Items from an interface collection
- Opening Delimiter -

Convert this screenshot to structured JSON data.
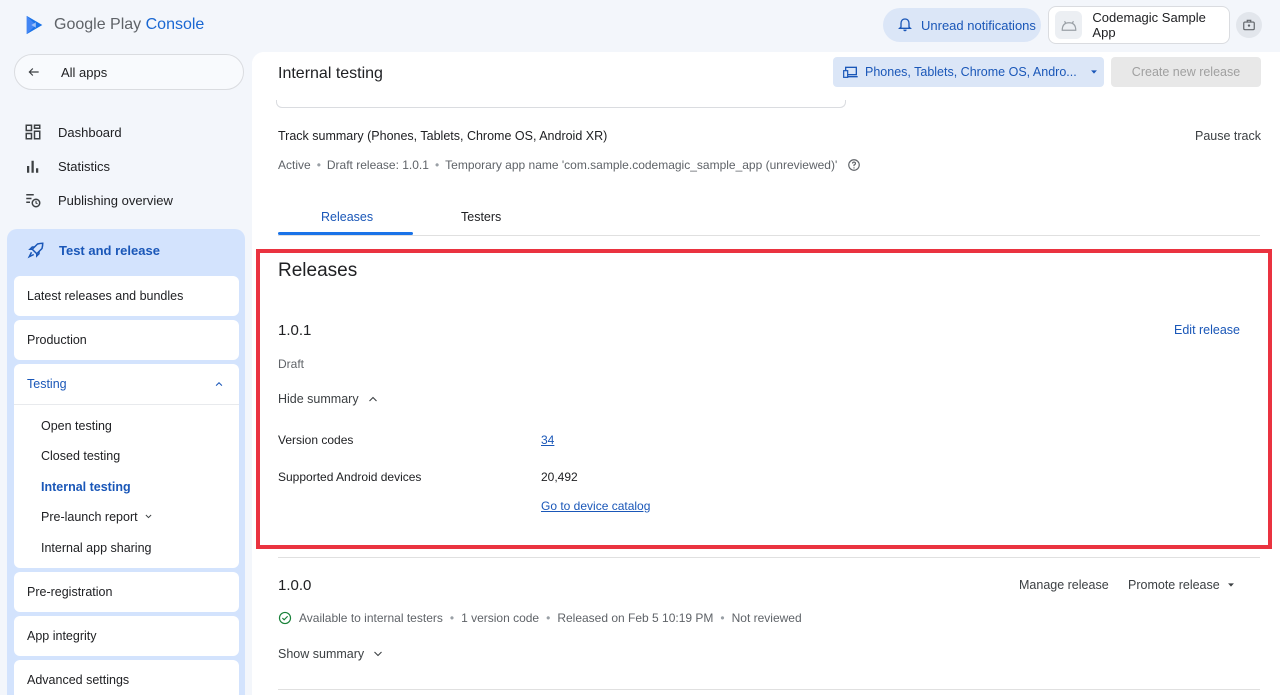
{
  "header": {
    "logo_brand": "Google Play",
    "logo_product": "Console",
    "notifications_label": "Unread notifications",
    "app_name": "Codemagic Sample App"
  },
  "sidebar": {
    "all_apps": "All apps",
    "nav": [
      {
        "label": "Dashboard",
        "icon": "dashboard-icon"
      },
      {
        "label": "Statistics",
        "icon": "bar-chart-icon"
      },
      {
        "label": "Publishing overview",
        "icon": "publishing-clock-icon"
      }
    ],
    "test_and_release": "Test and release",
    "cards": {
      "latest": "Latest releases and bundles",
      "production": "Production",
      "testing": "Testing",
      "pre_registration": "Pre-registration",
      "app_integrity": "App integrity",
      "advanced": "Advanced settings"
    },
    "testing_items": [
      {
        "label": "Open testing"
      },
      {
        "label": "Closed testing"
      },
      {
        "label": "Internal testing",
        "active": true
      },
      {
        "label": "Pre-launch report"
      },
      {
        "label": "Internal app sharing"
      }
    ]
  },
  "main": {
    "title": "Internal testing",
    "device_select": "Phones, Tablets, Chrome OS, Andro...",
    "create_release": "Create new release",
    "track_summary": "Track summary (Phones, Tablets, Chrome OS, Android XR)",
    "pause_track": "Pause track",
    "status": {
      "state": "Active",
      "draft": "Draft release: 1.0.1",
      "temp_name": "Temporary app name 'com.sample.codemagic_sample_app (unreviewed)'"
    },
    "tabs": [
      {
        "label": "Releases"
      },
      {
        "label": "Testers"
      }
    ],
    "releases_title": "Releases",
    "release1": {
      "version": "1.0.1",
      "edit": "Edit release",
      "status": "Draft",
      "hide_summary": "Hide summary",
      "version_codes_label": "Version codes",
      "version_codes_value": "34",
      "devices_label": "Supported Android devices",
      "devices_value": "20,492",
      "catalog_link": "Go to device catalog"
    },
    "release2": {
      "version": "1.0.0",
      "manage": "Manage release",
      "promote": "Promote release",
      "availability": "Available to internal testers",
      "version_count": "1 version code",
      "released_on": "Released on Feb 5 10:19 PM",
      "review": "Not reviewed",
      "show_summary": "Show summary"
    }
  },
  "colors": {
    "accent": "#1a57b8",
    "highlight_border": "#ea3340",
    "active_group_bg": "#d3e3fd"
  }
}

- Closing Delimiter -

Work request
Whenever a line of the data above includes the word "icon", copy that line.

Task solution
        "icon": "dashboard-icon"
        "icon": "bar-chart-icon"
        "icon": "publishing-clock-icon"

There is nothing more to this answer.